But just as Italian Americans don’t take dictation from Berlusconi about how they vote and think, American Jews are increasingly disinclined to obey orders from Netanyahu, let alone such unsavoury characters as Avigdor Lieberman.
So why are ‘official’ Jewish organisations so conservative and pro-Likud in their outlook? The community does, indeed, have a great tradition both of philanthropy and self-help, but there is a large element of self-selection both in the nature of the groups and even more so in their leadership. Numbers don’t make it in the community organisations. Chequebooks do. Many of the groups are private fiefdoms rather than mass movements. But then again, self-selection takes place. More American Jews give to non-Jewish causes than to exclusively Jewish organisations; but those who fund Jewish organisations tend to identify with Israel.
Taken together, these effects tend to distil what passes for American-Jewish leadership into the hands of an unrepresentative, richer and more right-wing coterie that is more extreme than many Israelis in its support for intransigent Likudnik policies. It is also more Republican, which represents a really small minority in the Jewish population, much of which looked with revulsion at its toadying to Bush and association with fundamentalist Christian preachers.

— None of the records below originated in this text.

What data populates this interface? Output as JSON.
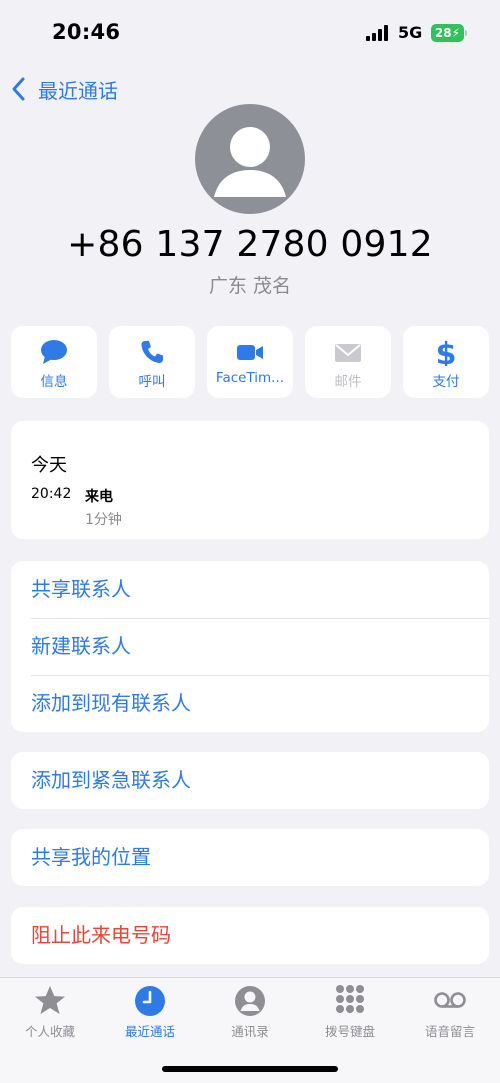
{
  "status_bar": {
    "time": "20:46",
    "network": "5G",
    "battery": "28"
  },
  "nav": {
    "back_label": "最近通话"
  },
  "contact": {
    "phone": "+86 137 2780 0912",
    "location": "广东 茂名"
  },
  "actions": [
    {
      "label": "信息",
      "icon": "message-icon",
      "enabled": true
    },
    {
      "label": "呼叫",
      "icon": "phone-icon",
      "enabled": true
    },
    {
      "label": "FaceTim...",
      "icon": "video-icon",
      "enabled": true
    },
    {
      "label": "邮件",
      "icon": "mail-icon",
      "enabled": false
    },
    {
      "label": "支付",
      "icon": "dollar-icon",
      "enabled": true
    }
  ],
  "recent": {
    "title": "今天",
    "time": "20:42",
    "type": "来电",
    "duration": "1分钟"
  },
  "contact_options": [
    "共享联系人",
    "新建联系人",
    "添加到现有联系人"
  ],
  "emergency": {
    "label": "添加到紧急联系人"
  },
  "location_share": {
    "label": "共享我的位置"
  },
  "block": {
    "label": "阻止此来电号码"
  },
  "tabs": [
    {
      "label": "个人收藏",
      "icon": "star-icon",
      "active": false
    },
    {
      "label": "最近通话",
      "icon": "clock-icon",
      "active": true
    },
    {
      "label": "通讯录",
      "icon": "person-circle-icon",
      "active": false
    },
    {
      "label": "拨号键盘",
      "icon": "keypad-icon",
      "active": false
    },
    {
      "label": "语音留言",
      "icon": "voicemail-icon",
      "active": false
    }
  ],
  "colors": {
    "accent": "#2f7ae5",
    "danger": "#e8443a",
    "background": "#f2f2f6",
    "battery": "#30c25a"
  }
}
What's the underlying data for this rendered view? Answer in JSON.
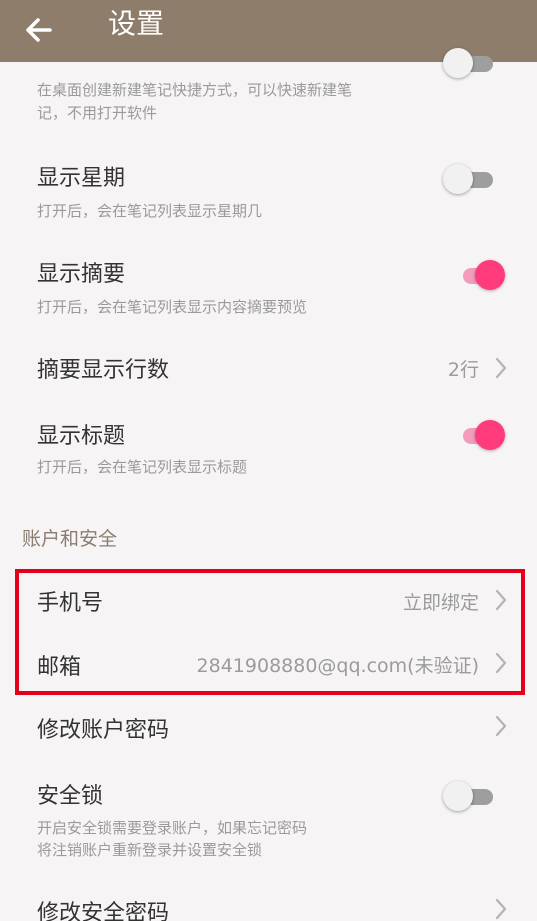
{
  "header": {
    "title": "设置"
  },
  "shortcut": {
    "desc_line1": "在桌面创建新建笔记快捷方式，可以快速新建笔",
    "desc_line2": "记，不用打开软件"
  },
  "show_week": {
    "label": "显示星期",
    "desc": "打开后，会在笔记列表显示星期几",
    "enabled": false
  },
  "show_summary": {
    "label": "显示摘要",
    "desc": "打开后，会在笔记列表显示内容摘要预览",
    "enabled": true
  },
  "summary_lines": {
    "label": "摘要显示行数",
    "value": "2行"
  },
  "show_title": {
    "label": "显示标题",
    "desc": "打开后，会在笔记列表显示标题",
    "enabled": true
  },
  "account_section": {
    "title": "账户和安全"
  },
  "phone": {
    "label": "手机号",
    "value": "立即绑定"
  },
  "email": {
    "label": "邮箱",
    "value": "2841908880@qq.com(未验证)"
  },
  "change_account_password": {
    "label": "修改账户密码"
  },
  "security_lock": {
    "label": "安全锁",
    "desc_line1": "开启安全锁需要登录账户，如果忘记密码",
    "desc_line2": "将注销账户重新登录并设置安全锁",
    "enabled": false
  },
  "change_security_password": {
    "label": "修改安全密码"
  },
  "colors": {
    "header_bg": "#8e7d6b",
    "accent": "#ff3b7b",
    "highlight_border": "#e3001b"
  }
}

There have always been many American Jews who have spoken out against Israeli governments and for the Palestinians. But Norman Finkelstein and Noam Chomsky spoke as Americans, not as Jews. Their Jewishness was incidental, an accident of birth rather than an organisational principle.
Into the vacuum came pro-peace J-Street, which goes out of its way to argue that it is a pro-Israeli organisation and, of course, it can do so plausibly, since the self-destructive nature of Likud policies is self-evident to so many Jews. Most American Jews might not see Israel as central to the Jewish identity, but there is enough commitment there for them to reject any avowedly anti-Israel movement.
Obama has also blessed J-Street with access, the lifeblood for any lobby, which has provoked the likes of Lauder and Wiesel to take to the hills. J-Street has opened space for the majority of American Jews to be heard after years of increasing conservative conformity.
Of course, Obama is not in the clear yet. Those unrepresentative chequebooks that make self-proclaimed community leaders can still be marshalled in an election. But J-Street blessing could help insulate legislators wanting to support his policies from strident AIPAC-inspired electoral pogroms that have traditionally picked off vulnerable allegedly ‘anti-Israeli’ legislators as an example ‘to encourage the others’. And hovering behind, they have the example of Barack Hussein Obama: vilified and slandered by the Likudnik/Republican fringe, he won unprecedented Jewish support for his election victory despite their vociferous opposition.